Last year, Britain’s advertising regulator gave new rules banning ads that promote gender stereotypes or sexually objectify women. This includes a baby formula commercial showing a little girl becoming a ballerina and a little boy becoming a mathematician, or an ad for Game of War with Kate Upton, which the regulator said suggested “sexual desirability [is] a prerequisite for leadership.”

But should rules like that apply to the Distracted Boyfriend Meme, which one could argue is making a commentary on the wandering eye of men instead of promoting it. And, since there are varying standards of what constitutes sexism from country to country, it’s no surprise that a lot of people think this is a bit over the top.

[The CEO of Bahnhof, Jon Karlung, also thinks it’s an overreaction. He said “We will fight fiercely to use memes in any way we feel. We will not be subject to censorship in any sense.”

-But, though they are fewer in number, some commenters support the Swedish ombudsmen.

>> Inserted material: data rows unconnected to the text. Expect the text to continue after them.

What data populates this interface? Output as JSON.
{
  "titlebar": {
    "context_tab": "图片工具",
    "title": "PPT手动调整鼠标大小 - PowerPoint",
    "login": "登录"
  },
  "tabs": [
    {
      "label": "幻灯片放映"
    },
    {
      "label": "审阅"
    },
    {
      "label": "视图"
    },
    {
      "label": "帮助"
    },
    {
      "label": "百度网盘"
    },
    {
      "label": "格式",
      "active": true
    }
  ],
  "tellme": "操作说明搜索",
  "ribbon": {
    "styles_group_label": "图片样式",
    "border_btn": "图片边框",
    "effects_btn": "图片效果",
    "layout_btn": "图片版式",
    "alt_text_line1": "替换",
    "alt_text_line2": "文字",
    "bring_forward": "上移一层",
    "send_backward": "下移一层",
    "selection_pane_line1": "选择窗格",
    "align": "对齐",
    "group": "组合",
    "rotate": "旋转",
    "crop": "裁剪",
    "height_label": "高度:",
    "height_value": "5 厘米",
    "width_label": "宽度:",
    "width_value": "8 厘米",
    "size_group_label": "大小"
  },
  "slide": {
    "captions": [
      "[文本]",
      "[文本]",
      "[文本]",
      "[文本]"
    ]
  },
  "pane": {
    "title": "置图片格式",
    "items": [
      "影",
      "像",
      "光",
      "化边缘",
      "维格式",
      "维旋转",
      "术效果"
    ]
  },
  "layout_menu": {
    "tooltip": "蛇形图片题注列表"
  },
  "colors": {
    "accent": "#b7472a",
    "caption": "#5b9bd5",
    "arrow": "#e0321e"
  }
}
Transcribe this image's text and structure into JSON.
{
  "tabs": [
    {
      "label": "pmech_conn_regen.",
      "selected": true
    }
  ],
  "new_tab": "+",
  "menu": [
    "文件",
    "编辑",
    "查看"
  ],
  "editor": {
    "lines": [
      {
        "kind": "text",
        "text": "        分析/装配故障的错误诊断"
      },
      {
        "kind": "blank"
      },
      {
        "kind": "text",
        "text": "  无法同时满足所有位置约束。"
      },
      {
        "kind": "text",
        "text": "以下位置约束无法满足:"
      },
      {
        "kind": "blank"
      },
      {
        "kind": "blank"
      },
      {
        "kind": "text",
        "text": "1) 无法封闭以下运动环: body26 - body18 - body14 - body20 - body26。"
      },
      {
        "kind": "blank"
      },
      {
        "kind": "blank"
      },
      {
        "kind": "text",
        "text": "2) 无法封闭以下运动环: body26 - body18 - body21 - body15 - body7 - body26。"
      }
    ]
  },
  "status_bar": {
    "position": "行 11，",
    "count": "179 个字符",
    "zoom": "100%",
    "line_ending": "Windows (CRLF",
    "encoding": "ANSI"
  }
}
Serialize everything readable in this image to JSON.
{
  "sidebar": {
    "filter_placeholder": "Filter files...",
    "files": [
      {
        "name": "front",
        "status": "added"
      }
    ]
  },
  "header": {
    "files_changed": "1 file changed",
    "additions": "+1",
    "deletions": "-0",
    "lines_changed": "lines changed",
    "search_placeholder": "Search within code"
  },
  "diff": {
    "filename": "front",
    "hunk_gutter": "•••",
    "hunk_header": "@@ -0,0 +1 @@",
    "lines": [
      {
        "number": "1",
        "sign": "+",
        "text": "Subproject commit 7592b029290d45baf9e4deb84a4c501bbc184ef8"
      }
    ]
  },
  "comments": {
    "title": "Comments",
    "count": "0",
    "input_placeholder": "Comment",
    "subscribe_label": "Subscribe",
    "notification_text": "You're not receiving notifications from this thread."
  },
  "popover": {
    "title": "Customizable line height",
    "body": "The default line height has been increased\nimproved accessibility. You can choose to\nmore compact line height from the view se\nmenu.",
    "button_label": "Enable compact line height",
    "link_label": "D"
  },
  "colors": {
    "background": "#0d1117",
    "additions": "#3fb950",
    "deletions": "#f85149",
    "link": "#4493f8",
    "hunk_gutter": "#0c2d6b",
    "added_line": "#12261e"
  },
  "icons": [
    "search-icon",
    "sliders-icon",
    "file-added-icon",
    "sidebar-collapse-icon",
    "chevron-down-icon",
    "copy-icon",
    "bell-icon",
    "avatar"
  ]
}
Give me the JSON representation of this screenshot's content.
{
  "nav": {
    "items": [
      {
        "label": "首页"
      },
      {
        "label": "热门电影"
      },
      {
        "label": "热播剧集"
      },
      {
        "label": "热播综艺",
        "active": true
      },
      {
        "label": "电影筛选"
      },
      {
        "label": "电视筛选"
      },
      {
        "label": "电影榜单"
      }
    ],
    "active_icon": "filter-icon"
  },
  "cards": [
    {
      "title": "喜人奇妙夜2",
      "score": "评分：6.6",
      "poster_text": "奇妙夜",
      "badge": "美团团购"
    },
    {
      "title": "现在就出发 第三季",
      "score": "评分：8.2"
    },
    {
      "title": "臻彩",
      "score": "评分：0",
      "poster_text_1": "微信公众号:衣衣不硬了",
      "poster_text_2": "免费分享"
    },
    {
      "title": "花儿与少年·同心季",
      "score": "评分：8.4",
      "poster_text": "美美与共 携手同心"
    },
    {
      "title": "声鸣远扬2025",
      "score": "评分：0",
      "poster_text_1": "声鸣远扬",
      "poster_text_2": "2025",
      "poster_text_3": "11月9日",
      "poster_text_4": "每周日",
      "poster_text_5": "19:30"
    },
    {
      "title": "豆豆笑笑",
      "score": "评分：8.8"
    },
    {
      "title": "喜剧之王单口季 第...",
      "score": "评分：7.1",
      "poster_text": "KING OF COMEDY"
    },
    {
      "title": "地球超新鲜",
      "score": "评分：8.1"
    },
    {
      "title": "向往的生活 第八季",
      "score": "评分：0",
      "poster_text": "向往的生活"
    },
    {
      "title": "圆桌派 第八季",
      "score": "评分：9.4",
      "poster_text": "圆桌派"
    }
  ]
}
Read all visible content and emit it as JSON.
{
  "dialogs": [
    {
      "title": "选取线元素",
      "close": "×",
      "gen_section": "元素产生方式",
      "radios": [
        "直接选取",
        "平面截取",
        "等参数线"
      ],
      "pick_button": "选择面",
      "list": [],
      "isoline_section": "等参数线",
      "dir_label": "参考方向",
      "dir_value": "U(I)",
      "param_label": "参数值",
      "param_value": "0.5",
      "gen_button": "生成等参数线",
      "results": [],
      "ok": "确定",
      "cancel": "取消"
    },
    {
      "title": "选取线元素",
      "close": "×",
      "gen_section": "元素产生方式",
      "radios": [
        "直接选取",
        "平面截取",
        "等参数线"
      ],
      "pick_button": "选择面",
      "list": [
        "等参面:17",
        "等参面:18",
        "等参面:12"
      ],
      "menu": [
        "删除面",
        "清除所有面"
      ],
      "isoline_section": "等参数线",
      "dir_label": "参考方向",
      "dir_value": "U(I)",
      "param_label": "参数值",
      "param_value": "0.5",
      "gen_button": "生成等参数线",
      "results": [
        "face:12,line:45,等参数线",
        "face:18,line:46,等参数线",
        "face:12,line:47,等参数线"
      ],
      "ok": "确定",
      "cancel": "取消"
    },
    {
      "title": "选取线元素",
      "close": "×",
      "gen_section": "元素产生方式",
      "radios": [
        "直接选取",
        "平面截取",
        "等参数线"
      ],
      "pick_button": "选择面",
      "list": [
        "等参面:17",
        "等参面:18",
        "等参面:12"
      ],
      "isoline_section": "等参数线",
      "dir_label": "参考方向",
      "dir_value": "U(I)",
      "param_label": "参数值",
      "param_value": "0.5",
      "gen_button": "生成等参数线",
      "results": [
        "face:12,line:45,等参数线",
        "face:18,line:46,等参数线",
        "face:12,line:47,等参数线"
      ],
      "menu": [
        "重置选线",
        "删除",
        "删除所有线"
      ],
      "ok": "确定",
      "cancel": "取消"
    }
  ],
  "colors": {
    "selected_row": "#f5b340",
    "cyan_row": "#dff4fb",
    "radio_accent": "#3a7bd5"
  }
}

On Jezebel, I Made A Pigeonrat said: “I’m sure the Ombudsman understands memes, they are all in advertising! I don’t understand why this post and that company assumes the Ombudsman are a bunch of old fogeys who’ve lived in a cave cut off from internet and popular culture the past 50 years. That meme IS sexist, it DOES perpetuate negative gender stereotypes.”

Regardless, the Swedish advertising industry is self-regulating, and Bahnhof says it has no plans to change its advertising strategy.

What do you guys think? Is the Distracted Boyfriend Meme sexist? Let us know in the comments or on Twitter at @WhatsTrending.